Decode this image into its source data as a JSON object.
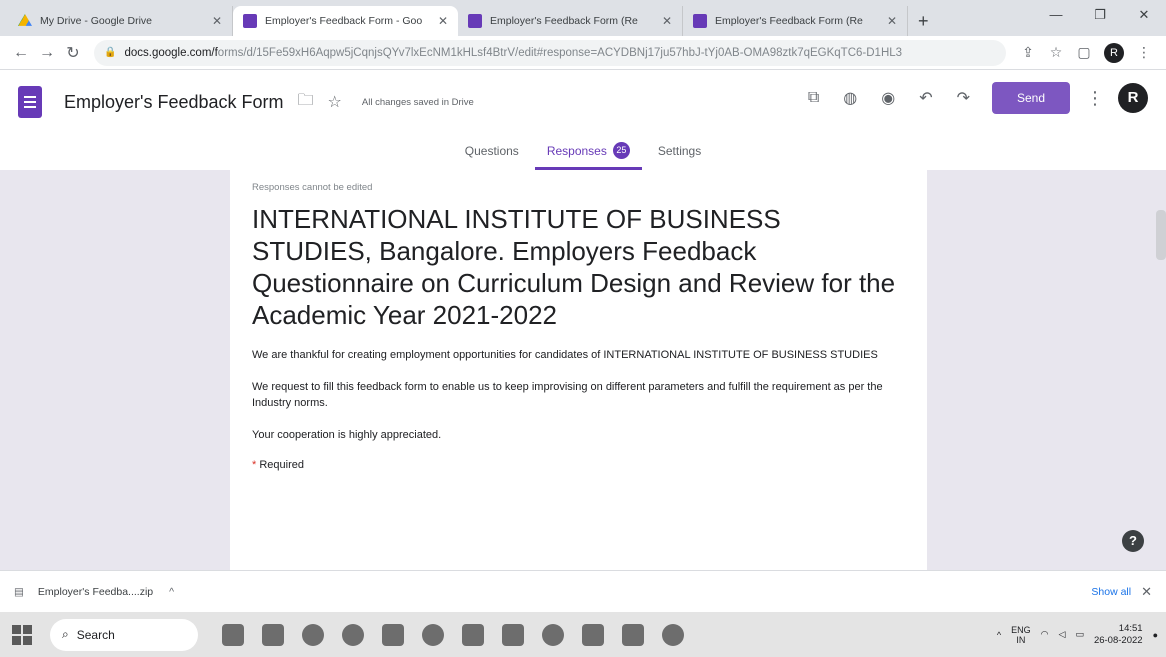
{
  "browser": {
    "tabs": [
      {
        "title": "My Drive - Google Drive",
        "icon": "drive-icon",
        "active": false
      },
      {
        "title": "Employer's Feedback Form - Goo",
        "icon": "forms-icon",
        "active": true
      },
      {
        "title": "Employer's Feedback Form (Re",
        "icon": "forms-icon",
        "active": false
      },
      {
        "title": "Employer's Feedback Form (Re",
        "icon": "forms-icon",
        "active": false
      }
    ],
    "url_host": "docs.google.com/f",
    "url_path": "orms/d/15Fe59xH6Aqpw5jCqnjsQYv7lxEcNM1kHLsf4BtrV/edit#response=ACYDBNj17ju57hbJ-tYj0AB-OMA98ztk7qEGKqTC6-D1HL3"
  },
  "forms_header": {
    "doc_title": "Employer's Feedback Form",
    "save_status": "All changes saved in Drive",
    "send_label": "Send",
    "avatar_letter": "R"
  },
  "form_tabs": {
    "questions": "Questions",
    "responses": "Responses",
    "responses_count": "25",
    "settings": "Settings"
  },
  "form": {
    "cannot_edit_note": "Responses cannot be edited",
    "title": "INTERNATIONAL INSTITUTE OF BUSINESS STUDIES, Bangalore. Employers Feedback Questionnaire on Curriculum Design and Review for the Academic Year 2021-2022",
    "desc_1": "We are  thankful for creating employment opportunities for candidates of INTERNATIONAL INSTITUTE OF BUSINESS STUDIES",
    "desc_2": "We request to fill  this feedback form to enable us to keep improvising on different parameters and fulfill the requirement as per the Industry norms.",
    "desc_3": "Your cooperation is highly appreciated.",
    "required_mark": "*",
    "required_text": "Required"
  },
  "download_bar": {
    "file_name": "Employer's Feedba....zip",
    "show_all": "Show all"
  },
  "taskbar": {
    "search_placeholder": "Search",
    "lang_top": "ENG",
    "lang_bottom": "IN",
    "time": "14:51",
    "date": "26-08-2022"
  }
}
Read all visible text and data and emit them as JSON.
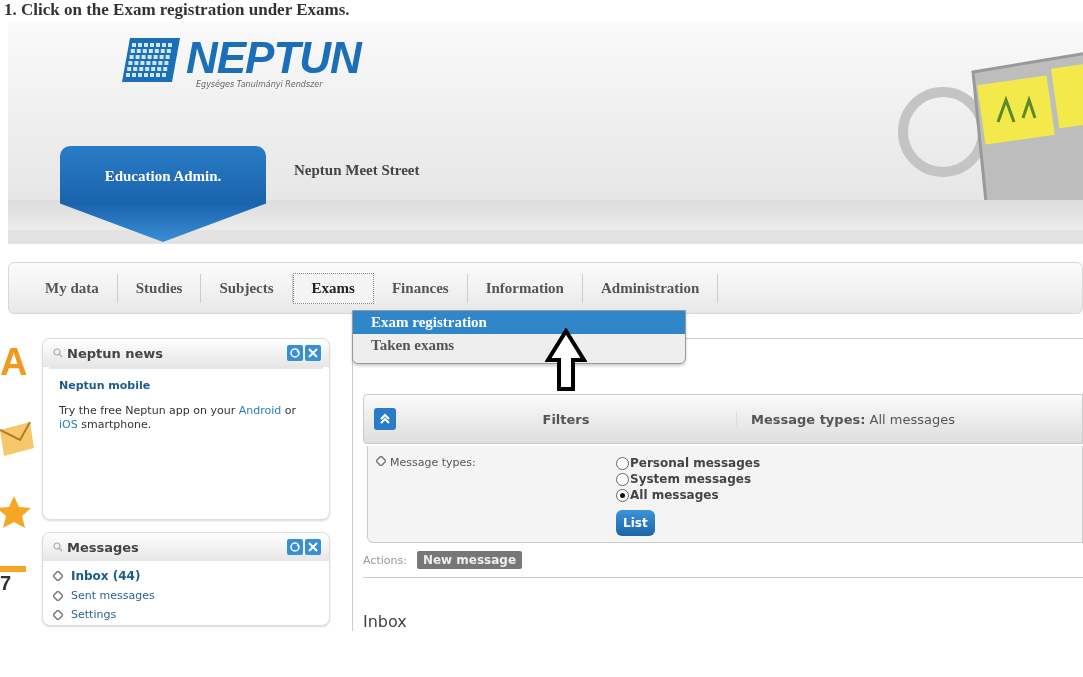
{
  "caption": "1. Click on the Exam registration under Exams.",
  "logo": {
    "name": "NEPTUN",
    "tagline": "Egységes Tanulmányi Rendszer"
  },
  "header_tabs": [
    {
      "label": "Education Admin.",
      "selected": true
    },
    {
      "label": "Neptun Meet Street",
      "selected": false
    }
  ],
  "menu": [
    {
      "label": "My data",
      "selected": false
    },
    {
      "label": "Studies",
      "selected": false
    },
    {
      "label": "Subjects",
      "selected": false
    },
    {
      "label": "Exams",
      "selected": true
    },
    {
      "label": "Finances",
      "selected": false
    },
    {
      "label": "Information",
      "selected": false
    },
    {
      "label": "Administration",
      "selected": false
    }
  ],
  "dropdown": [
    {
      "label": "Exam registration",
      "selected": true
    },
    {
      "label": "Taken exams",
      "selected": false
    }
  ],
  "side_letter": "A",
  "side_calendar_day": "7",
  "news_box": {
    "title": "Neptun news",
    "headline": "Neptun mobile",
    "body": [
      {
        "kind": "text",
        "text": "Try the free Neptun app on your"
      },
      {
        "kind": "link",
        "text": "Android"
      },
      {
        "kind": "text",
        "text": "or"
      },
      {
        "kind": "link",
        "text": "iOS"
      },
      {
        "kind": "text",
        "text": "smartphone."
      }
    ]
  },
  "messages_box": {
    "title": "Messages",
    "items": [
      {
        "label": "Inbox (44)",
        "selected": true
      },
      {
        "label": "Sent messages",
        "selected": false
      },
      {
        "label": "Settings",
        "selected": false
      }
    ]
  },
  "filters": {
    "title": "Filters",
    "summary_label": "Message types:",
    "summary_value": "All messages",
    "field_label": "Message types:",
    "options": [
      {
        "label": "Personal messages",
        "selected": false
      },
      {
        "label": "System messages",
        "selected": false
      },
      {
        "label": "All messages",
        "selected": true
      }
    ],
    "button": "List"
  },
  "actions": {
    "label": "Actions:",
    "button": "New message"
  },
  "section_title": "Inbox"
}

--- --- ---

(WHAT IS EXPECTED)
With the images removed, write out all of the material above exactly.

(PROBLEM SOLUTION)
Decode this image into its source data as a JSON object.
{
  "browser": {
    "tabs": [
      {
        "title": "My Drive - Google Drive",
        "icon": "drive-icon",
        "active": false
      },
      {
        "title": "Employer's Feedback Form - Goo",
        "icon": "forms-icon",
        "active": true
      },
      {
        "title": "Employer's Feedback Form (Re",
        "icon": "forms-icon",
        "active": false
      },
      {
        "title": "Employer's Feedback Form (Re",
        "icon": "forms-icon",
        "active": false
      }
    ],
    "url_host": "docs.google.com/f",
    "url_path": "orms/d/15Fe59xH6Aqpw5jCqnjsQYv7lxEcNM1kHLsf4BtrV/edit#response=ACYDBNj17ju57hbJ-tYj0AB-OMA98ztk7qEGKqTC6-D1HL3"
  },
  "forms_header": {
    "doc_title": "Employer's Feedback Form",
    "save_status": "All changes saved in Drive",
    "send_label": "Send",
    "avatar_letter": "R"
  },
  "form_tabs": {
    "questions": "Questions",
    "responses": "Responses",
    "responses_count": "25",
    "settings": "Settings"
  },
  "form": {
    "cannot_edit_note": "Responses cannot be edited",
    "title": "INTERNATIONAL INSTITUTE OF BUSINESS STUDIES, Bangalore. Employers Feedback Questionnaire on Curriculum Design and Review for the Academic Year 2021-2022",
    "desc_1": "We are  thankful for creating employment opportunities for candidates of INTERNATIONAL INSTITUTE OF BUSINESS STUDIES",
    "desc_2": "We request to fill  this feedback form to enable us to keep improvising on different parameters and fulfill the requirement as per the Industry norms.",
    "desc_3": "Your cooperation is highly appreciated.",
    "required_mark": "*",
    "required_text": "Required"
  },
  "download_bar": {
    "file_name": "Employer's Feedba....zip",
    "show_all": "Show all"
  },
  "taskbar": {
    "search_placeholder": "Search",
    "lang_top": "ENG",
    "lang_bottom": "IN",
    "time": "14:51",
    "date": "26-08-2022"
  }
}
Read all visible text and data and emit them as JSON.
{
  "caption": "1. Click on the Exam registration under Exams.",
  "logo": {
    "name": "NEPTUN",
    "tagline": "Egységes Tanulmányi Rendszer"
  },
  "header_tabs": [
    {
      "label": "Education Admin.",
      "selected": true
    },
    {
      "label": "Neptun Meet Street",
      "selected": false
    }
  ],
  "menu": [
    {
      "label": "My data",
      "selected": false
    },
    {
      "label": "Studies",
      "selected": false
    },
    {
      "label": "Subjects",
      "selected": false
    },
    {
      "label": "Exams",
      "selected": true
    },
    {
      "label": "Finances",
      "selected": false
    },
    {
      "label": "Information",
      "selected": false
    },
    {
      "label": "Administration",
      "selected": false
    }
  ],
  "dropdown": [
    {
      "label": "Exam registration",
      "selected": true
    },
    {
      "label": "Taken exams",
      "selected": false
    }
  ],
  "side_letter": "A",
  "side_calendar_day": "7",
  "news_box": {
    "title": "Neptun news",
    "headline": "Neptun mobile",
    "body": [
      {
        "kind": "text",
        "text": "Try the free Neptun app on your"
      },
      {
        "kind": "link",
        "text": "Android"
      },
      {
        "kind": "text",
        "text": "or"
      },
      {
        "kind": "link",
        "text": "iOS"
      },
      {
        "kind": "text",
        "text": "smartphone."
      }
    ]
  },
  "messages_box": {
    "title": "Messages",
    "items": [
      {
        "label": "Inbox (44)",
        "selected": true
      },
      {
        "label": "Sent messages",
        "selected": false
      },
      {
        "label": "Settings",
        "selected": false
      }
    ]
  },
  "filters": {
    "title": "Filters",
    "summary_label": "Message types:",
    "summary_value": "All messages",
    "field_label": "Message types:",
    "options": [
      {
        "label": "Personal messages",
        "selected": false
      },
      {
        "label": "System messages",
        "selected": false
      },
      {
        "label": "All messages",
        "selected": true
      }
    ],
    "button": "List"
  },
  "actions": {
    "label": "Actions:",
    "button": "New message"
  },
  "section_title": "Inbox"
}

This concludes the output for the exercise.